Prof. Dr. Sonja Zmerli, Professor in Political Science

Political participation is considered to be the corner stone of democratic societies. And yet the interrelationship between the legitimacy of political rule and the “universe” of political participation is complex. While high turnout levels at national elections, for example, are an essential ingredient of legitimizing governments and their policies, non-institutionalized forms of participation, such as protest activities or boycotts, may be perceived as a threat to incumbent political parties or even the democratic regime as a whole. Different schools of thoughts have developed different views on the necessity and legitimacy of political participation and help to address the challenges that different types of political action seemingly represent.

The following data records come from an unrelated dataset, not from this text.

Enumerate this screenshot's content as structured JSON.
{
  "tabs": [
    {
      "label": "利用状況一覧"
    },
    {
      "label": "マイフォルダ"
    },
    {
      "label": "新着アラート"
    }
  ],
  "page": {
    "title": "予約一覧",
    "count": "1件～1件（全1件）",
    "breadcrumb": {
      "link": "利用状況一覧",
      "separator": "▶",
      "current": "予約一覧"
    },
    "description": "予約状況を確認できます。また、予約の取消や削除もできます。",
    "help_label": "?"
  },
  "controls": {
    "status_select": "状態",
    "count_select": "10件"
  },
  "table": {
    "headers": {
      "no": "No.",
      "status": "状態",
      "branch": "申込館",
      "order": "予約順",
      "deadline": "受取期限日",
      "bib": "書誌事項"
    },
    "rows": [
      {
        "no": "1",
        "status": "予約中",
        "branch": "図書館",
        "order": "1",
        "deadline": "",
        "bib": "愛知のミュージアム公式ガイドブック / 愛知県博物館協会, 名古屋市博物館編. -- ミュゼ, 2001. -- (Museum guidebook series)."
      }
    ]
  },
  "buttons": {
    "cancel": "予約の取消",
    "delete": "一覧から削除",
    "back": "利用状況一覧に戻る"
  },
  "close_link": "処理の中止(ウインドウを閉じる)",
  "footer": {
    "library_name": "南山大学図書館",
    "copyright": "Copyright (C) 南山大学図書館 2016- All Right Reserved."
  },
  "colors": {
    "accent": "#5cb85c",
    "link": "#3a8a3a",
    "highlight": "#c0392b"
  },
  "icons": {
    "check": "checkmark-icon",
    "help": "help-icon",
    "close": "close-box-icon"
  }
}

Departing from a theoretically grounded understanding of political participation in democratic societies, this seminar is concerned with investigating the subject matter in a structured and comparative manner. We will be investigating different forms of political action, their individual and contextual determinants and political and societal implications. A comparative approach to levels and trends of political action in European societies will serve as a baseline to discuss common causes and consequences and their differences respectively.

Seminar : Law and Social Sciences

Amélie Imbert, lecturer in Legal History,

Laurence Dumoulin, CNRS Researcher in Political Science

Indeed, can law be understood as merely a legal subject? Is it made only by and for trained legal people or can other scholars handle legal issues? In this seminar, we plan to analyse legal phenomena, legal rules and legal practice from an interdisciplinary perspective. There is no doubt that theory and philosophy of law, history, anthropology, sociology and political science can significantly help us understand what is at stake in legal issues: what law does to society and what society does to and with the law?

This perspective will lead us to handle key issues and to explore an array of topics such as: Law, state and violence; Legal cultures and cultures of legality; Law & gender; Lawyers and legal professions; Trial and sentencing; Law, Politics and Judicialization…

This course is an interactive one: it aims to be a discussion class based on both the students’ presentations and input and the teachers’ feedback. Each time it is possible to do so, multimedia sources (movies, documentary, TV shows) will be focused on to illustrate the theoretical and empirical notions of the course.

Seminar : European public health and risk issues

Céline Granjou IRSTEA Researcher in Political Science

This course aims to present European policies approach to health and food risks since the 1990s. The class revolves around notions and debates on health risks and how they have been addressed in social sciences. Drawing on the case of the mad cow crisis in Europe, the class will retrace the reform of health risk assessment and the creation of new independent risk agencies (such as the Anses in France). The class will focus on the adoption of new principles regarding transparency, communication of scientific uncertainties and the rise of the precautionary principle and their significance for democracy.

Starting with the presentation of a range of industrial, technological disasters and health and food scandals since the 1970s, this course will study the notion of risk society and how political sciences and political sociology have invested issues of risks through research committed to fostering technical democracy. Drawing on the case of the mad cow crisis in France and Europe, the course will then examine the re-organization of expert assessment and communication of health risks at stake in this seminal affair and its major consequences in the shift to more transparent and participative assessment and management of health and food risks. In so doing, the course will also give methodological insights into how to design, carry out and exploit an empirical investigation on health risk assessment and management.


Your learning agreement.  Our available courses may change before the September/January semesters. Don’t worry: You will be able to make modifications to your learning agreement in October and February when you are sure of what you will be studying.  Your study abroad officer will be flexible on this point.